BEGIN Provided data

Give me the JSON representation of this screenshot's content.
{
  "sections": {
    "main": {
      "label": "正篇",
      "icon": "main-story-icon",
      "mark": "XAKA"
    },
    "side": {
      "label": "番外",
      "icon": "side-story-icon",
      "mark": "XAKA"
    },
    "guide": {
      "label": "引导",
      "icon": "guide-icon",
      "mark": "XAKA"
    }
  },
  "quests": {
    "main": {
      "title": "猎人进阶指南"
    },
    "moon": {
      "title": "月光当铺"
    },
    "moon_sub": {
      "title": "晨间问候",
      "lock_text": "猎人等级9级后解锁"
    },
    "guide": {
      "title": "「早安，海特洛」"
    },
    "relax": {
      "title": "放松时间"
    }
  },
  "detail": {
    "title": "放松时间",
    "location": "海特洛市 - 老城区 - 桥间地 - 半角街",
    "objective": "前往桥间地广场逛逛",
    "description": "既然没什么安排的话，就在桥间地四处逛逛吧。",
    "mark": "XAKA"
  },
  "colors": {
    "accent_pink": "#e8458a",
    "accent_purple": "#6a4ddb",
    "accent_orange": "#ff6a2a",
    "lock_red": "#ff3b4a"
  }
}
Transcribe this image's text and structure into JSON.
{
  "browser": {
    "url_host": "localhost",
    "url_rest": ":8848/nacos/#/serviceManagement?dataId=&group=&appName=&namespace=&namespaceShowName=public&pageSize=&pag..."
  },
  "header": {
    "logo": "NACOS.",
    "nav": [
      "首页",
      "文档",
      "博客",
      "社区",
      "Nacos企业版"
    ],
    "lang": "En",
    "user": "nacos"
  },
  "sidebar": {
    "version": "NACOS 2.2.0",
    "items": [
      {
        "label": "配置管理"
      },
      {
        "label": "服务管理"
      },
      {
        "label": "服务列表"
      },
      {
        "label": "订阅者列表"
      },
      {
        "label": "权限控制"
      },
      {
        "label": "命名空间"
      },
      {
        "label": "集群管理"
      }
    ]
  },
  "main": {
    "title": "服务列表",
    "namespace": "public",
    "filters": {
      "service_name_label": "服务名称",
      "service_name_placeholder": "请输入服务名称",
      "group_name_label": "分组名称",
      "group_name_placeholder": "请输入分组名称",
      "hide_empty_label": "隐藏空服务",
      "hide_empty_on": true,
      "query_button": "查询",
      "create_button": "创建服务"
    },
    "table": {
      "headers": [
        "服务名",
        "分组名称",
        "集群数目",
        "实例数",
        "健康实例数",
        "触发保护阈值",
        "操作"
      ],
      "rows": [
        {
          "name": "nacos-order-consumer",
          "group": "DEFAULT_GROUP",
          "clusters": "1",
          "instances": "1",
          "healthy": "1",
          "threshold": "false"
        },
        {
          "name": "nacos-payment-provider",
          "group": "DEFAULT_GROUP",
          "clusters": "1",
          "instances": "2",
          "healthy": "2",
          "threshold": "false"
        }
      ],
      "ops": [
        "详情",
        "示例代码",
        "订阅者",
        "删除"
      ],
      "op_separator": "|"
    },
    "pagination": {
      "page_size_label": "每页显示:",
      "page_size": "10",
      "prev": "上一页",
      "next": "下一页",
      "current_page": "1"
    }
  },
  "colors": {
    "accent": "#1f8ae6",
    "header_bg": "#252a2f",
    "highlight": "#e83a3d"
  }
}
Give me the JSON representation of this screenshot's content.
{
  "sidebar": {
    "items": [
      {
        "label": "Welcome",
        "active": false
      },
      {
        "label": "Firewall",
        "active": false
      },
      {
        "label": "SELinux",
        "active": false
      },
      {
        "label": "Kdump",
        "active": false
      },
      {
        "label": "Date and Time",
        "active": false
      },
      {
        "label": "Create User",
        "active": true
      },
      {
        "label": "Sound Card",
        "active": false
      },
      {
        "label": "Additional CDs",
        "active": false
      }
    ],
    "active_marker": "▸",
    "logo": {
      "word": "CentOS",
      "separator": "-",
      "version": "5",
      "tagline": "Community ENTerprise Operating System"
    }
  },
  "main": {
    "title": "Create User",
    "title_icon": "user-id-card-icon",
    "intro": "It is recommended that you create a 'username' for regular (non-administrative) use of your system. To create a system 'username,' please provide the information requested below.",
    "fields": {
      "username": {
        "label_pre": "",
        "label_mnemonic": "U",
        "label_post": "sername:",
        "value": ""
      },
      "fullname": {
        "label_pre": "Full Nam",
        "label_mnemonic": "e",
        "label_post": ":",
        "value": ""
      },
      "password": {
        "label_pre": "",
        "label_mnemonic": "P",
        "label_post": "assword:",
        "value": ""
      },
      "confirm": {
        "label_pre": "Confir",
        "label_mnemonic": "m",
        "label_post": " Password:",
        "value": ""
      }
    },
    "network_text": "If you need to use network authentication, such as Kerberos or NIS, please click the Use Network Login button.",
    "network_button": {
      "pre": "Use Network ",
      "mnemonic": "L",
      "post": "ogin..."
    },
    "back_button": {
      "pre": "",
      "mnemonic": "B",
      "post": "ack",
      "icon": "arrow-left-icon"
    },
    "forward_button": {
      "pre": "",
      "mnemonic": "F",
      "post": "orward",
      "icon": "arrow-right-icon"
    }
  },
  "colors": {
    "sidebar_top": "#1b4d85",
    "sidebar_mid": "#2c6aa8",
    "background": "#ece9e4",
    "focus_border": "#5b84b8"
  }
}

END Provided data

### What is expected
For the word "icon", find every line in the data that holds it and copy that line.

### Answer space
      "icon": "main-story-icon",
      "icon": "side-story-icon",
      "icon": "guide-icon",
    "title_icon": "user-id-card-icon",
      "icon": "arrow-left-icon"
      "icon": "arrow-right-icon"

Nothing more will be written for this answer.